> **Goal of the exercise**:
Pick out every line in the data below that holds "Class".

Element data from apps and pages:
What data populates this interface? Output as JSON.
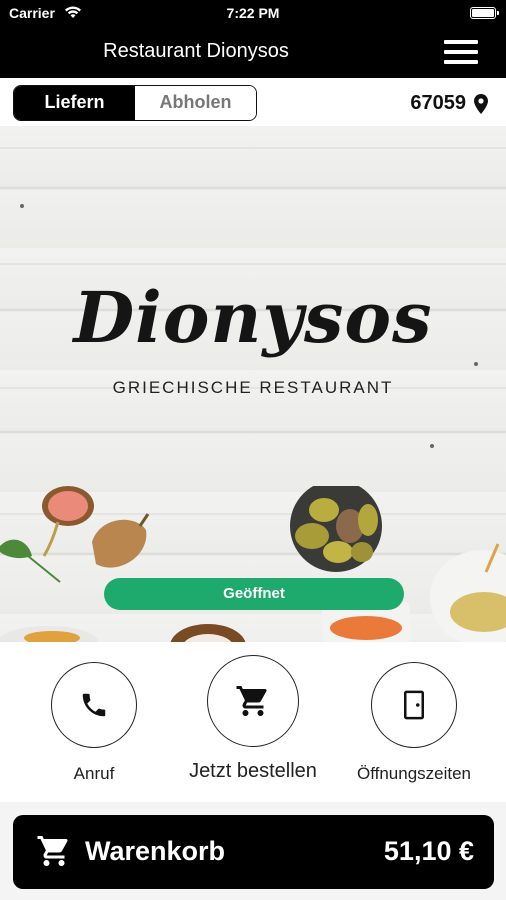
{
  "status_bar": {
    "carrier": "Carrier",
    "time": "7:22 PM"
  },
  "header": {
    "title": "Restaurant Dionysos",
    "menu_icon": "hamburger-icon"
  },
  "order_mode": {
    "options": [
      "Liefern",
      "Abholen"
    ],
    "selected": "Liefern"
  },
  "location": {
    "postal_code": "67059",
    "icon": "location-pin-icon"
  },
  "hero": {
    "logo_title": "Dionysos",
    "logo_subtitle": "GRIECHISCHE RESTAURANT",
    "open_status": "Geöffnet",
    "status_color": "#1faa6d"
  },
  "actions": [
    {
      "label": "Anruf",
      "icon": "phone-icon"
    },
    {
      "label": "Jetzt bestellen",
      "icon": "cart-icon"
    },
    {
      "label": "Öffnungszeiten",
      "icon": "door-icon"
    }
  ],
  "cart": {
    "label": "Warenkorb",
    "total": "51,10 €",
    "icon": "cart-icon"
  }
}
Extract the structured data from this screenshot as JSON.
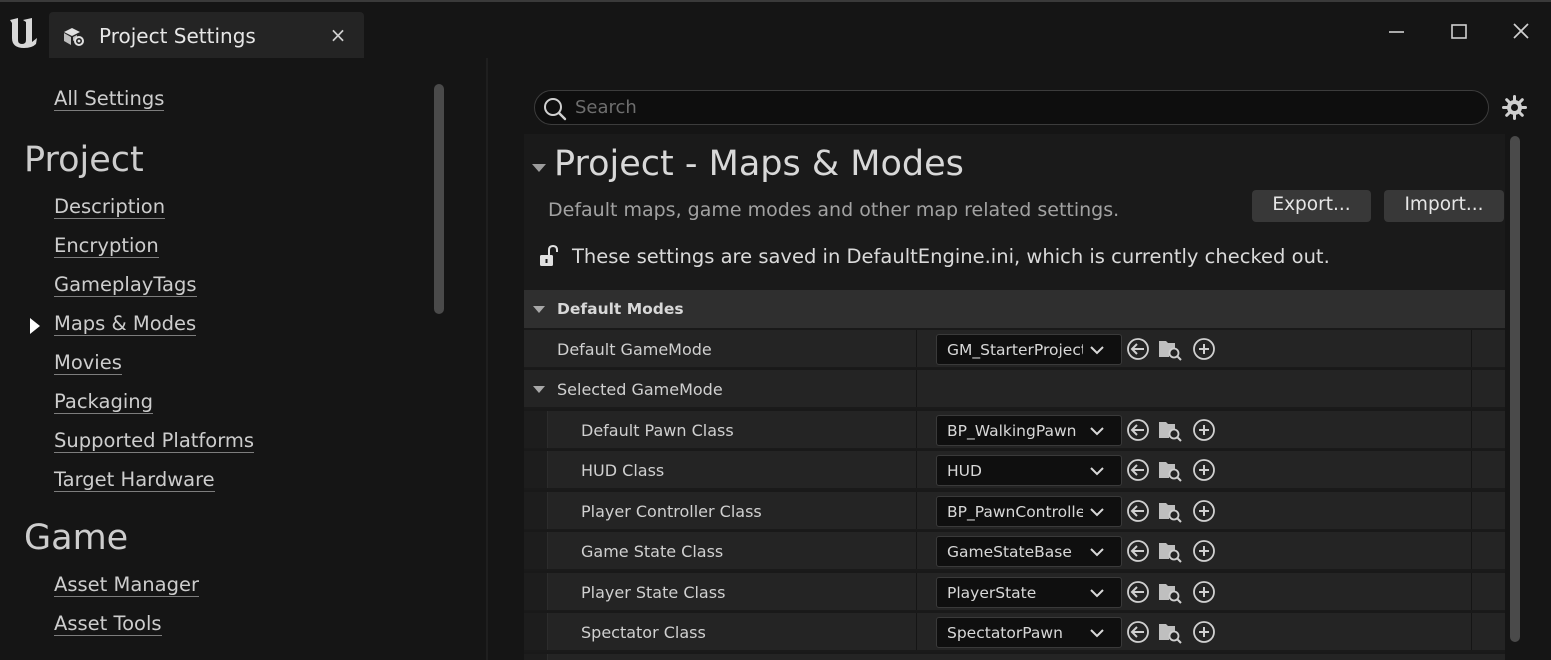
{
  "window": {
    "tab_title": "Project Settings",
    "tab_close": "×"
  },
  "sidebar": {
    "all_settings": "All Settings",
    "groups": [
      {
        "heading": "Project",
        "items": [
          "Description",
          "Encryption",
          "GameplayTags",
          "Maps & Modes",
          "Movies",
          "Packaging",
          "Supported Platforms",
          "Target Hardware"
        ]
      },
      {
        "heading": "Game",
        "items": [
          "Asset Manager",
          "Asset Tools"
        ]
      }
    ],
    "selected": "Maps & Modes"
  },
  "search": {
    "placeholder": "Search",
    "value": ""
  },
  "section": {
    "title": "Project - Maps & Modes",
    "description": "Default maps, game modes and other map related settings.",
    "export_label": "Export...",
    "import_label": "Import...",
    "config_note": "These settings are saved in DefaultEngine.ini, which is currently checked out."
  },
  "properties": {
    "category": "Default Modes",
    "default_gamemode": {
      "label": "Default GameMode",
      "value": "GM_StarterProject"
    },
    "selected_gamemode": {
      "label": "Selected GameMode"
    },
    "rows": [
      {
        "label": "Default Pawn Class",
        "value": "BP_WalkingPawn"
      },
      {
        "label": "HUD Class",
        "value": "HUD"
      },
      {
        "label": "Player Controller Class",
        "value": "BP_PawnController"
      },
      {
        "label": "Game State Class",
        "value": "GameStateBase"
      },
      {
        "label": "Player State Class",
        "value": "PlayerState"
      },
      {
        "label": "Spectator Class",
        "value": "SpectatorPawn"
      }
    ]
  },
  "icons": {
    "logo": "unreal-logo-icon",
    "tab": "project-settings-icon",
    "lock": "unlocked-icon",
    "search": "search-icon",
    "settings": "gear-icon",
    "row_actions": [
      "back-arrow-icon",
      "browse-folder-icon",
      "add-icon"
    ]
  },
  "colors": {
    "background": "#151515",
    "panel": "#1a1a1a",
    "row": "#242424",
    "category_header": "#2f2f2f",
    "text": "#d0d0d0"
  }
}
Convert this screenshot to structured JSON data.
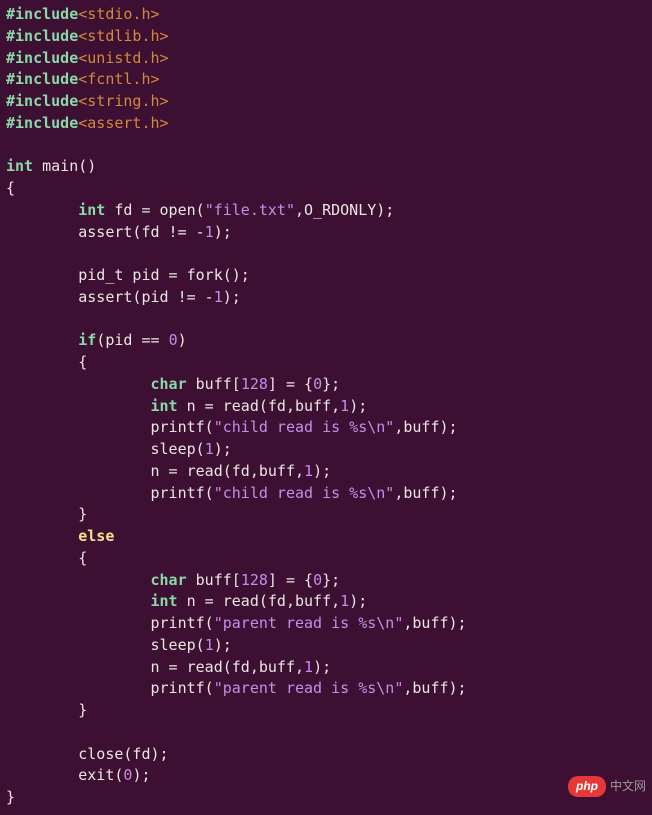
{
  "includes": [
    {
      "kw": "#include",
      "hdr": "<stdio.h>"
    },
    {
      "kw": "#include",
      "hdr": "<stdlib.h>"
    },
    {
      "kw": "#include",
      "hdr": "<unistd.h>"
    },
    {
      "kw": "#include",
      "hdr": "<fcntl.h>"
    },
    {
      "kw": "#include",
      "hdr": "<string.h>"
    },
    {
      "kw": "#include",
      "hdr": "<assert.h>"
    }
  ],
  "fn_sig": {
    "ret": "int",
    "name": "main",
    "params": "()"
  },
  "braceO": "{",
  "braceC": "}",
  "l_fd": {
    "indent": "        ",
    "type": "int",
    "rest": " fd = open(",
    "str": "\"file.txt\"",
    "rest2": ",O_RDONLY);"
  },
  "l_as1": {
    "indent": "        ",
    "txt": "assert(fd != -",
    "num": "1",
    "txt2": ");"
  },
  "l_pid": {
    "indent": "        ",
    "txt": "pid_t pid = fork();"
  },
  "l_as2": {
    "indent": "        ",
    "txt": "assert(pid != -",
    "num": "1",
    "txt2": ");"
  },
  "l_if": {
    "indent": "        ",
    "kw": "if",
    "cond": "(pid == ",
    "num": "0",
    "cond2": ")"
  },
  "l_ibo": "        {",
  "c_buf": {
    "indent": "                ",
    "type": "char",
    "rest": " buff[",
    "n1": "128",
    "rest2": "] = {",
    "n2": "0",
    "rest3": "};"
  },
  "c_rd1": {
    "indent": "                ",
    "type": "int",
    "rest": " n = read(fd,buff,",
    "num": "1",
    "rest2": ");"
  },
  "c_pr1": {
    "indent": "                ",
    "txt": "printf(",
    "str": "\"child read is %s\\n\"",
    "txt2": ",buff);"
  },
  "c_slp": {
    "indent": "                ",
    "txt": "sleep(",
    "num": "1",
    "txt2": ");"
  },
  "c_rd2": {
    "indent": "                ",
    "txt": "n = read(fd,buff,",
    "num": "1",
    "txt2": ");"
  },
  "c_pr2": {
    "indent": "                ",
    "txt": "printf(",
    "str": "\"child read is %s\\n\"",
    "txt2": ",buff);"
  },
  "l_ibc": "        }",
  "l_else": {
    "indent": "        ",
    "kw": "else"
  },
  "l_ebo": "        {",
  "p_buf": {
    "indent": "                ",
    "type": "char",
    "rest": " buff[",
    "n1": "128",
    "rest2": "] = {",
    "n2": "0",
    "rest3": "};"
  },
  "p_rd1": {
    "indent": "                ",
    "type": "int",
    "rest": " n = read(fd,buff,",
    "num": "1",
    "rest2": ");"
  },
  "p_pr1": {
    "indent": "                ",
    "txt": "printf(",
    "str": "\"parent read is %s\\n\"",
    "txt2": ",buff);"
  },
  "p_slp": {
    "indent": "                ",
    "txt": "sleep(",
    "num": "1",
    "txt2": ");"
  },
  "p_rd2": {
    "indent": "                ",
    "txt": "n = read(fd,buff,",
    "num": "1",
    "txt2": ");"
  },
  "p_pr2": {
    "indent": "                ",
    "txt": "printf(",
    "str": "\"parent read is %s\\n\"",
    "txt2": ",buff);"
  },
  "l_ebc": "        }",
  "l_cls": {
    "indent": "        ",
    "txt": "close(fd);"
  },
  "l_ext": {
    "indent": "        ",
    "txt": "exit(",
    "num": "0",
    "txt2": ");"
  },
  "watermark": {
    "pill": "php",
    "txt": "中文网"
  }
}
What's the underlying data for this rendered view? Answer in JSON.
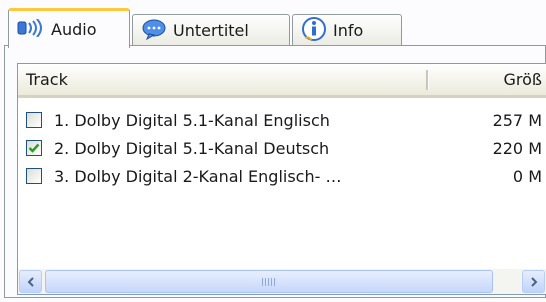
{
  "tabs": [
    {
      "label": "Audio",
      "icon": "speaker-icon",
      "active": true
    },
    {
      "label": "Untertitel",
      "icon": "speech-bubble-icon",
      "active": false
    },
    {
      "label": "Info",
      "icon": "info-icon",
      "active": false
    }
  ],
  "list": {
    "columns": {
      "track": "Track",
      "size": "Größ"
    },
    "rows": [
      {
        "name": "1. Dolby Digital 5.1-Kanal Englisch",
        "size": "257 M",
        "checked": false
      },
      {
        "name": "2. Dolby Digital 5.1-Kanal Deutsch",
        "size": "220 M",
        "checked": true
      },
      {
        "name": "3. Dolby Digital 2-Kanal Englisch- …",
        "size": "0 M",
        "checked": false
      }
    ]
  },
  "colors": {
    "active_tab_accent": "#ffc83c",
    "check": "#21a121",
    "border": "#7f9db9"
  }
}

> **Written reply**:
        "label": "Default Pawn Class",
        "label": "HUD Class",
        "label": "Player Controller Class",
        "label": "Game State Class",
        "label": "Player State Class",
        "label": "Spectator Class",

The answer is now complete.